Your objective: Return every line of the data that contains the string "Total".

****************

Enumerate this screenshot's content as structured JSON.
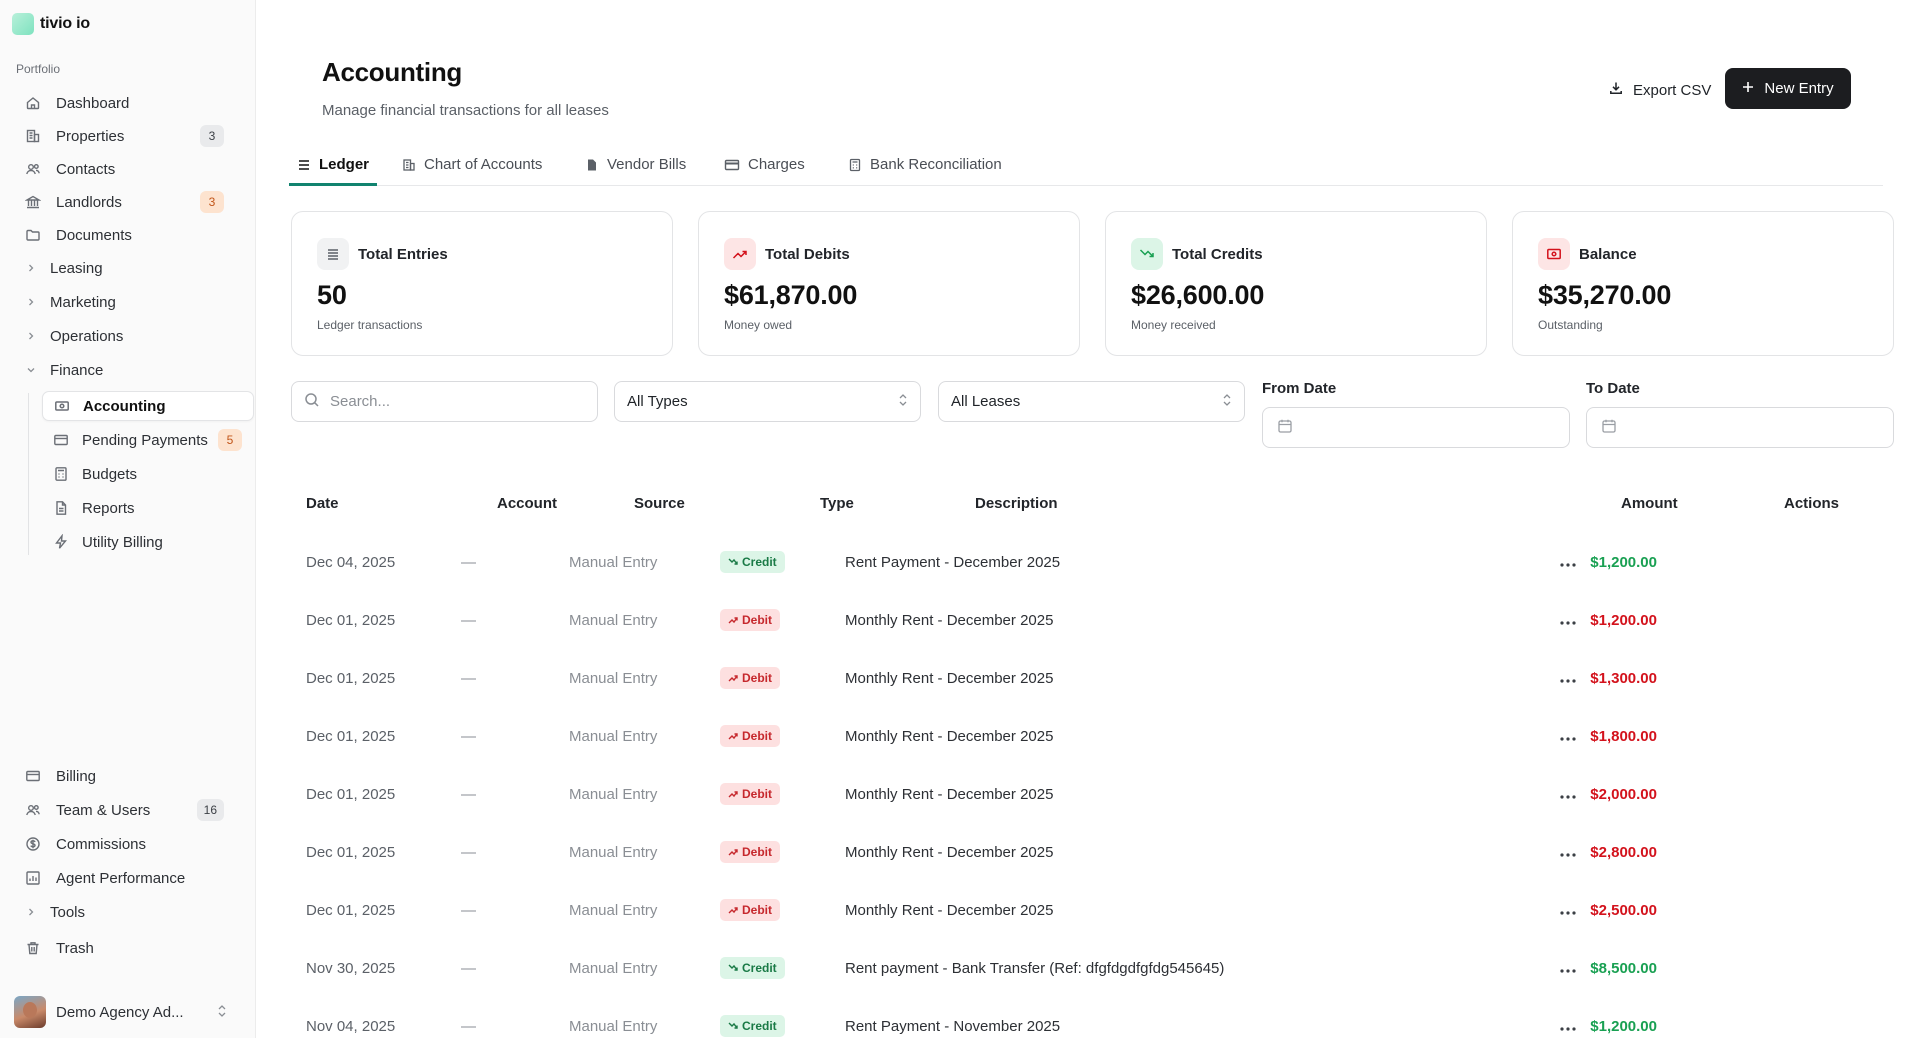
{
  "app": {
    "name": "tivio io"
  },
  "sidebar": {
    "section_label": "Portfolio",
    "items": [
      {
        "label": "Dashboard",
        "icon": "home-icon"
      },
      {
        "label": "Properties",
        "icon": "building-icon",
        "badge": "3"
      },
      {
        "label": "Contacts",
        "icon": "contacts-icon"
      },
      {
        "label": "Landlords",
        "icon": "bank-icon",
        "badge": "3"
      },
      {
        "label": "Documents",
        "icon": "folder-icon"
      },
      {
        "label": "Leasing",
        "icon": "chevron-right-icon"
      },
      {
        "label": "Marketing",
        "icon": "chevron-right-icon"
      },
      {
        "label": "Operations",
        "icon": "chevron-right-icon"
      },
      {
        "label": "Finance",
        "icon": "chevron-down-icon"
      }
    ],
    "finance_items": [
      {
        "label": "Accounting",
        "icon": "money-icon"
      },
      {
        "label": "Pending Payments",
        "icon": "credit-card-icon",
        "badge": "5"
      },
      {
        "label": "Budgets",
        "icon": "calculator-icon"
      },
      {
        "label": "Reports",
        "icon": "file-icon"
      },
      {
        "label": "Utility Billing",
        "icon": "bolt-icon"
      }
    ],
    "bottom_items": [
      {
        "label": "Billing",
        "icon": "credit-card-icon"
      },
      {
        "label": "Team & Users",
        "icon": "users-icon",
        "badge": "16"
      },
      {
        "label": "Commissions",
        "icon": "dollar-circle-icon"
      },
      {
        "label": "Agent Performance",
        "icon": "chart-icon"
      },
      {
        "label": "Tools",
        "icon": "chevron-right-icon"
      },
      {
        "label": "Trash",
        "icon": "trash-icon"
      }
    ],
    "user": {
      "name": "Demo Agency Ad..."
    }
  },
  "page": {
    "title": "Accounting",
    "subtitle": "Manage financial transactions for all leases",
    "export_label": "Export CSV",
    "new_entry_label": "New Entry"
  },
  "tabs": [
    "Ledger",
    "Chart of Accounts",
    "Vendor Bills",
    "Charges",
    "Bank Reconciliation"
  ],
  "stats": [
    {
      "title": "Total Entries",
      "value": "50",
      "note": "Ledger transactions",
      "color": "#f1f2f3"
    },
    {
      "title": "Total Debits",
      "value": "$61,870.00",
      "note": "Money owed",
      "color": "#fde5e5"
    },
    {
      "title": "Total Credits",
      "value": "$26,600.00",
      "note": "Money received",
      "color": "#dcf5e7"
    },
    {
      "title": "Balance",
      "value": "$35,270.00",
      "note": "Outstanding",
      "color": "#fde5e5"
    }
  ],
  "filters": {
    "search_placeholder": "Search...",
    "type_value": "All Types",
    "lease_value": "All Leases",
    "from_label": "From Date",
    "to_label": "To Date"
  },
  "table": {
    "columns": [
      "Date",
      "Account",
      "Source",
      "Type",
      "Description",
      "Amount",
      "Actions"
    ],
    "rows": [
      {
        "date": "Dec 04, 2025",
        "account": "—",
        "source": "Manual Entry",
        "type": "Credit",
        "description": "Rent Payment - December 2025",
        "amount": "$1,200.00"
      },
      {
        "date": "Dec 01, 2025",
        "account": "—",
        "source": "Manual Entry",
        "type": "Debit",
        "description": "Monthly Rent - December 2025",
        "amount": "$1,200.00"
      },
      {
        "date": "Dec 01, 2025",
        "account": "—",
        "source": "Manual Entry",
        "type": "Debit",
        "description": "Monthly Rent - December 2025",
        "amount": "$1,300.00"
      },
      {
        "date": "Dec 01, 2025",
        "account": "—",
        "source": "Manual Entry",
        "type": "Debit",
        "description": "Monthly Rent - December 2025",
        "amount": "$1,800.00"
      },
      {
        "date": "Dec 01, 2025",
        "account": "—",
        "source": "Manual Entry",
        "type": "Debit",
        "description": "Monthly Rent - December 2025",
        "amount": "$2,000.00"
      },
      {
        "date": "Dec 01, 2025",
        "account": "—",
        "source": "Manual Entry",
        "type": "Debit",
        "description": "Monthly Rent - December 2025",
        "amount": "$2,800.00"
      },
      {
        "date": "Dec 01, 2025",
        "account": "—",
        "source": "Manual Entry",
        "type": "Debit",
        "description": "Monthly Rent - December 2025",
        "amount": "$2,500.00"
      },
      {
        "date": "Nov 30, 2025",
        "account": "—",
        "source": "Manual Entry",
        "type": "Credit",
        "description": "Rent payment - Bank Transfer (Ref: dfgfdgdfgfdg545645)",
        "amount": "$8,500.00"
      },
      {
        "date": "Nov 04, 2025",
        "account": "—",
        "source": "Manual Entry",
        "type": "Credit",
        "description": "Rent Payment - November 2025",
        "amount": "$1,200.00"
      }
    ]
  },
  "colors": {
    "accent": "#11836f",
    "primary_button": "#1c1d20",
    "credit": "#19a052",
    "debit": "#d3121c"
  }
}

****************

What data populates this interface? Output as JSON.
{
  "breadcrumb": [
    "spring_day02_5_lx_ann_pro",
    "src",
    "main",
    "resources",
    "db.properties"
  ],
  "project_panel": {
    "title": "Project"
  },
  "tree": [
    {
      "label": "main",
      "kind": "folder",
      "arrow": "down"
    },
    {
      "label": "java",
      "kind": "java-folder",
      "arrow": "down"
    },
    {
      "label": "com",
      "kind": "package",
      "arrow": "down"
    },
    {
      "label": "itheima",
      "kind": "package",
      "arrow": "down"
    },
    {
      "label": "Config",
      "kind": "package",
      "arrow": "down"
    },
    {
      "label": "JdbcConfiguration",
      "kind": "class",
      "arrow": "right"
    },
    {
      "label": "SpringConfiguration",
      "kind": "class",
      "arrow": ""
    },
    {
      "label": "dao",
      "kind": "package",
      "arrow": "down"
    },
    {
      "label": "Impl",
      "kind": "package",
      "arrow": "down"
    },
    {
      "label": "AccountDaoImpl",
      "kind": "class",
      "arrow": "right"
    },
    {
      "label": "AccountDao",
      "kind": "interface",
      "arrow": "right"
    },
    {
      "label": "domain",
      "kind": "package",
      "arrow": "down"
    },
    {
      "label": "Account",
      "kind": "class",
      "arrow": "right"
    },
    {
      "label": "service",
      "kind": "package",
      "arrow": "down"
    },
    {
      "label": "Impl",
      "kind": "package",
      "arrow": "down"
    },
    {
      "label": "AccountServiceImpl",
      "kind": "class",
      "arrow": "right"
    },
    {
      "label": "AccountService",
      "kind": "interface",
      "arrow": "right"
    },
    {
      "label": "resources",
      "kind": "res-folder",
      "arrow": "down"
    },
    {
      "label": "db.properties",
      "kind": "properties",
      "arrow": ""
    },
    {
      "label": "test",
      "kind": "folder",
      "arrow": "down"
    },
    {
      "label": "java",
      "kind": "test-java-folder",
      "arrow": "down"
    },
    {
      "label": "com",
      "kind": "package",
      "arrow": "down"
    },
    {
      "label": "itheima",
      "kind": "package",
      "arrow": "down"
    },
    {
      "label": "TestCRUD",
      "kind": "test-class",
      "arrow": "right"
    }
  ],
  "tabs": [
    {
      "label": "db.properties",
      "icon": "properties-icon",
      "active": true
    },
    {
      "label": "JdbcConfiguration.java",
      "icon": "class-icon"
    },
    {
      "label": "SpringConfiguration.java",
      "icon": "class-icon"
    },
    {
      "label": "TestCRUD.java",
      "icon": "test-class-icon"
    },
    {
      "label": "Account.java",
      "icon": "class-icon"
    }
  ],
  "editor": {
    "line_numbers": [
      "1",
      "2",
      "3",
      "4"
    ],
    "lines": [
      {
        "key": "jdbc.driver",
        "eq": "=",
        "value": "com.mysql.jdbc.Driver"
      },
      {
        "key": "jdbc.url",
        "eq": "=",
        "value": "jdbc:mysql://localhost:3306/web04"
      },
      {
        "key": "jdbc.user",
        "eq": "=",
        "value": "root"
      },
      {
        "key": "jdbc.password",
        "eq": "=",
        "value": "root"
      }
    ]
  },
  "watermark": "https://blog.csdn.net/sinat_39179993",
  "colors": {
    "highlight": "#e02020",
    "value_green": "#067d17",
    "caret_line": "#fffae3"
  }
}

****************

Task answer:
      "title": "Total Entries",
      "title": "Total Debits",
      "title": "Total Credits",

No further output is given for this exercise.